Saturday, October 26, 2013

Roctober, M2045: "...and when I get to one you push that button!"

It's been several months since I've flown so... feeling blog-rusty.  I attended Roctober at Lucerne Dry Lake on 10/12/13 and let's jump right into my first CTI 7388M2045 Blue Streak flight (as always full-screen 720p titillates best):

Yay, onboard video and perfect weather!  I'm very pleased with the ignition, flight, and data overall but what was with that five second latency after apogee?  I've flown this recovery combination several times now and have never observed such a delay with my trusty ARTS2 and Raven3 250G altimeters.
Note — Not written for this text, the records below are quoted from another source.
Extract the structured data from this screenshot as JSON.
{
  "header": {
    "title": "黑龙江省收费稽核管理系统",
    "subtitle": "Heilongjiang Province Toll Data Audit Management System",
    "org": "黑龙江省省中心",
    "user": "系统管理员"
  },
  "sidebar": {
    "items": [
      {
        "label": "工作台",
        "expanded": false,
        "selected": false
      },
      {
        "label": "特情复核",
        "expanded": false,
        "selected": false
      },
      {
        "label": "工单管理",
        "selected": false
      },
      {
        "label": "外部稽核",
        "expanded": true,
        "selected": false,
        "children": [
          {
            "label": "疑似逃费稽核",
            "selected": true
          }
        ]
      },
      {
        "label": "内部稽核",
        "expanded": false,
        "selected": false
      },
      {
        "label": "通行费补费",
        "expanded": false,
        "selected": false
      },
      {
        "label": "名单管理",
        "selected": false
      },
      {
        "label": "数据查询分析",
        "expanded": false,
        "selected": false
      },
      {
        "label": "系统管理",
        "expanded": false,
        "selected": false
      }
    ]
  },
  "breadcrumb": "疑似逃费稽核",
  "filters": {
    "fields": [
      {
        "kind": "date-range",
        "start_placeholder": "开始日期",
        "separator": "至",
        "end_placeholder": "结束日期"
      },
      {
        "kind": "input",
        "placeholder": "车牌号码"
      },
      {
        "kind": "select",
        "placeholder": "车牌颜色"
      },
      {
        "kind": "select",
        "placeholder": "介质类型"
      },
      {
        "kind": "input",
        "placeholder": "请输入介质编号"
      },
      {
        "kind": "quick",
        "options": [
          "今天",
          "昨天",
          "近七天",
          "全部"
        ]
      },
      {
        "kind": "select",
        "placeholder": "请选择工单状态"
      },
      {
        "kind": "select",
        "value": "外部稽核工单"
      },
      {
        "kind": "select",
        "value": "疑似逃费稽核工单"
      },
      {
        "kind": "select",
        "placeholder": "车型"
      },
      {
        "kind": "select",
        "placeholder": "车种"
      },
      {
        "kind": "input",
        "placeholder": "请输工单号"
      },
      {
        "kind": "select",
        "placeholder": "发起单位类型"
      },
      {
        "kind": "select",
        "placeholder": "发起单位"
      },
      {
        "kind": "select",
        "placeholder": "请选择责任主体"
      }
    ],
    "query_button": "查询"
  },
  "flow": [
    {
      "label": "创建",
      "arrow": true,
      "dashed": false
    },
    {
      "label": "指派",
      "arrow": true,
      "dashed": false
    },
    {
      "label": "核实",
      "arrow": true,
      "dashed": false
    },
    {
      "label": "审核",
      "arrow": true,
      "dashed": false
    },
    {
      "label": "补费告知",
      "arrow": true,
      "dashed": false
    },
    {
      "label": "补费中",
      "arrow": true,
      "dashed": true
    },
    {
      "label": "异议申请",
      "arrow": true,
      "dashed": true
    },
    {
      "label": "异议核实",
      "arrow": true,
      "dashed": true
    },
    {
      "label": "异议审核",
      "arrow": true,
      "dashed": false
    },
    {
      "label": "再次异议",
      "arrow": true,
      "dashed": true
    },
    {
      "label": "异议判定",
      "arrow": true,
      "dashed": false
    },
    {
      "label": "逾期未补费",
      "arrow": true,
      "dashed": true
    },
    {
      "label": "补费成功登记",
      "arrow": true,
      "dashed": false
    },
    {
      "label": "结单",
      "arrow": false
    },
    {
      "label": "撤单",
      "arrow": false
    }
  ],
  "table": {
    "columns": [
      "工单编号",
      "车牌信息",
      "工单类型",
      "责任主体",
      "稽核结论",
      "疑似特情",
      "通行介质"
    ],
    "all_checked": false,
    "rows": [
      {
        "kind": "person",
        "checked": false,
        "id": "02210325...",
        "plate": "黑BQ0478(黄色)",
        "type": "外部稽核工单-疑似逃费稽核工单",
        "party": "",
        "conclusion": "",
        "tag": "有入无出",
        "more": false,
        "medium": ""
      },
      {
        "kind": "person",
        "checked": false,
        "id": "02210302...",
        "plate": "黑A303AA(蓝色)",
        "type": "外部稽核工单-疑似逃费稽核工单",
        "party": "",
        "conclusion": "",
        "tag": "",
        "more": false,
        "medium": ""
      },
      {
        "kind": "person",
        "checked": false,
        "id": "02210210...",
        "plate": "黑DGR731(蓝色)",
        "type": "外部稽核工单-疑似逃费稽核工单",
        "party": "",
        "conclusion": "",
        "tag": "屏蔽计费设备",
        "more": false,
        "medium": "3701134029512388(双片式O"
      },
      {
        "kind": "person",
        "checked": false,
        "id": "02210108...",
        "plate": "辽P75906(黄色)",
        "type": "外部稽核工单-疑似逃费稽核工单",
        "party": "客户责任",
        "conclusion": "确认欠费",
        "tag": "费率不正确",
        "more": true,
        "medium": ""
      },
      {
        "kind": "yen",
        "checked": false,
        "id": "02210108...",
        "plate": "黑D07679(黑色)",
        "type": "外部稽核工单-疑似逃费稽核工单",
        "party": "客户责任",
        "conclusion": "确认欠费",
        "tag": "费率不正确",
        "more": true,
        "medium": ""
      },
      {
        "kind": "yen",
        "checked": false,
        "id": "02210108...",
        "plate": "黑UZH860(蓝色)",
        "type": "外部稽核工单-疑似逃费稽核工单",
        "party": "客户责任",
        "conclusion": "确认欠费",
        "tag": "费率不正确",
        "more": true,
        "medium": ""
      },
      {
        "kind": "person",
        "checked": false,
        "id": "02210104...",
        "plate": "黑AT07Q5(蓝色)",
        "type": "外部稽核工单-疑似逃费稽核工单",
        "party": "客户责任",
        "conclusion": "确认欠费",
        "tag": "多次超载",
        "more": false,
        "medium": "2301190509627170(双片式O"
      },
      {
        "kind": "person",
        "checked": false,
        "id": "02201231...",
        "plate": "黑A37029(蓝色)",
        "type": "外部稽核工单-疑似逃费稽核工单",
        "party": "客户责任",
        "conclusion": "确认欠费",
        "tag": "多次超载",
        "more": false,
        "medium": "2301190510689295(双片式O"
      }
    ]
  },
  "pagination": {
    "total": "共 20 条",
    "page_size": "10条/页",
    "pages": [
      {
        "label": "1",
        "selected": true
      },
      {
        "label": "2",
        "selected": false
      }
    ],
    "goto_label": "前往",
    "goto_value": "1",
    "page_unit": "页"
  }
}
The acceleration numbers from the ARTS2 below look way low so, again, I probably need to retire that thing.   That excessive latency could have been bad news but, luckily, the DarkStar remains a rugged tank and sustained zero damage.  I'll need to check my Raven3 settings again before the CTI 9977M2245 Imax flight at Plaster Blaster next weekend.
    This was, by far, the best Beeline GPS data I've yet seen.  Without any manual adjustment it plotted just like this in Google Earth (the apogee peak is actually 16,463' with the GPS data averaged in):

The other data were quite robust as well and here are the peaks:
  • Altitude avg: 16,463'
    • ARTS2 = 16,359'
    • Raven3 = 16,194'
    • Beeline GPS = 16,836'
  • Velocity avg: 1,178MPH (Mach 1.51)
    • ARTS2 = 1717MPH
    • Raven2 = 1186MPH
  • Acceleration (Raven3): 41 G
    • I'm dropping the ARTS2 here as it reported only 25 G and that's way too low based on my visual assessment of the flight.
There will be a test afterward... ARTS2graph, tabular, CD, motor performance (7583M2597) and Raven3: graph, tabular and Beeline GPSNorth, West, top
Recovery above.  Doesn't really look like 1.3 miles to the flight line does it?
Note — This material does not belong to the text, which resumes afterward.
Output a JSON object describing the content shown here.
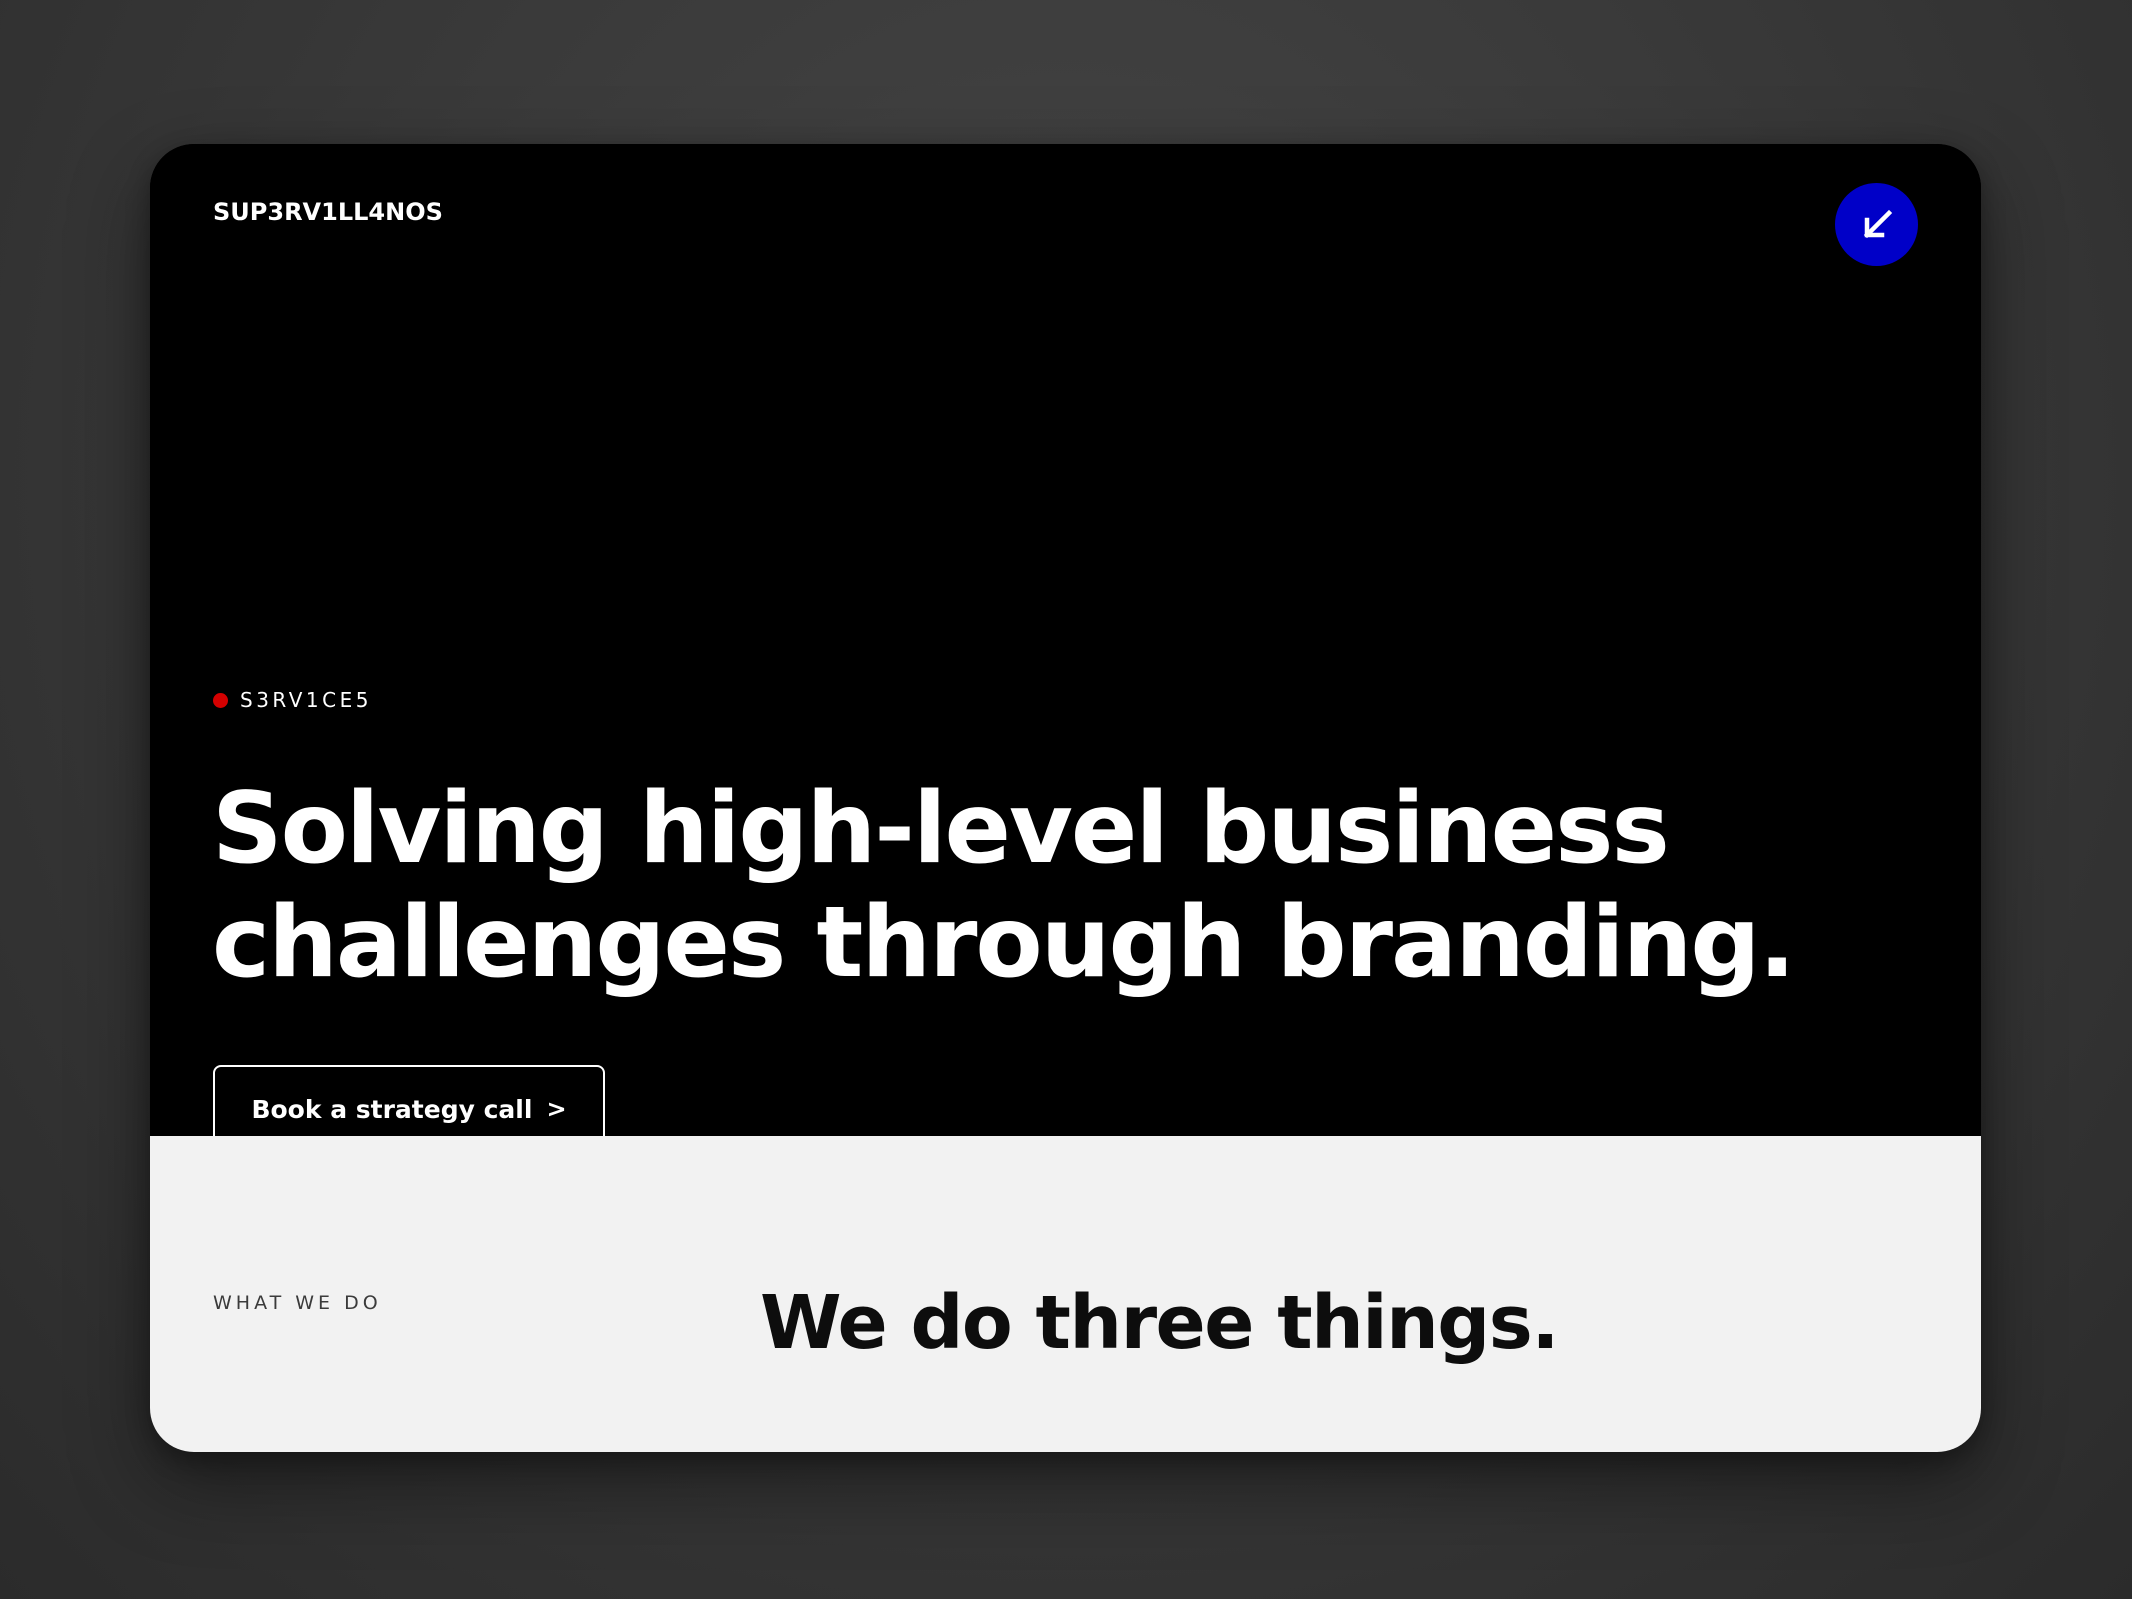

                 (Thanks for the fun photo, ©Lisa Linden!)
Now let's talk ignition...  The GREAT thing is that 8g of stoichiometrically balanced CuO/Mg thermite really did the trick as shown in the video.  Had I used a nozzle cap the motor might have pressured up even more quickly but I don't want to risk overpressure.  I suspect that the reason people occasionally blow motors up with thermite is because they're using nozzle caps.  I'm using thermite because it showers 4500˚F sparks down the core and I'm not nearly as interested in the pressure generated by the combustion so I think I'll continue to leave the cap off.
     The BUMMER is that very few people, myself included, actually saw the pressure-up and liftoff from the ground view and here's why...  Lucerne's standing FAA waiver is 7,500' so my simulated 17,000' needed to be phoned in to extend the waiver temporarily.  In the mean time a little girl had become separated from her guardian(s) and the LCO was trying to entertain her until they were reunited.  There were many people on the range recovering rockets as the LCO tried to keep the little girl happy with: "I tell you what... I'm going to have her launch this rocket [my rocket] so when I count down from 5 to 1 I want you to push this button..."  Now, if you were a young child, how would you have interpreted that instruction?  You guessed it: you'd have pushed the button right when it was pointed out and that's exactly what she did.  I had been running back to my canopy to shoot liftoff photos when I heard "...push that button."  and then a thunderous roar of the M2045 leaping off the ground.  Still running I turned my head to see the motor just burning out and starting its coast.  I'd like to have seen the entire flight but, if I could have chosen any 5 second portion, it would have been pressure-up and liftoff because of the thermite experiment.  It's funny because the RocStock club is so hyper-focused on safety yet, through a series of unfortunate events, an M was launched with no countdown and the range full of folks recovering rockets.  I'm miffed that I missed my $350 flight but, more importantly, isn't it the LCO's responsibility to minimize the probability of such mistakes?  I can empathize with the situation but... shouldn't the arm switch have been off and the LCO's hand over the button just in case?  Moving onward...
     I also flew my cool little 2.5" Madcow Nike Smoke on an 338I180 Skidmark:

And Lisa and I never would have located the goods had she not brought her world-class, trail-blazing, rocket-hunting dogs. :)  For the record Agent, on the left, found it first:

Cheers to an amazing Plaster Blaster next weekend and you should come join us!

No comments: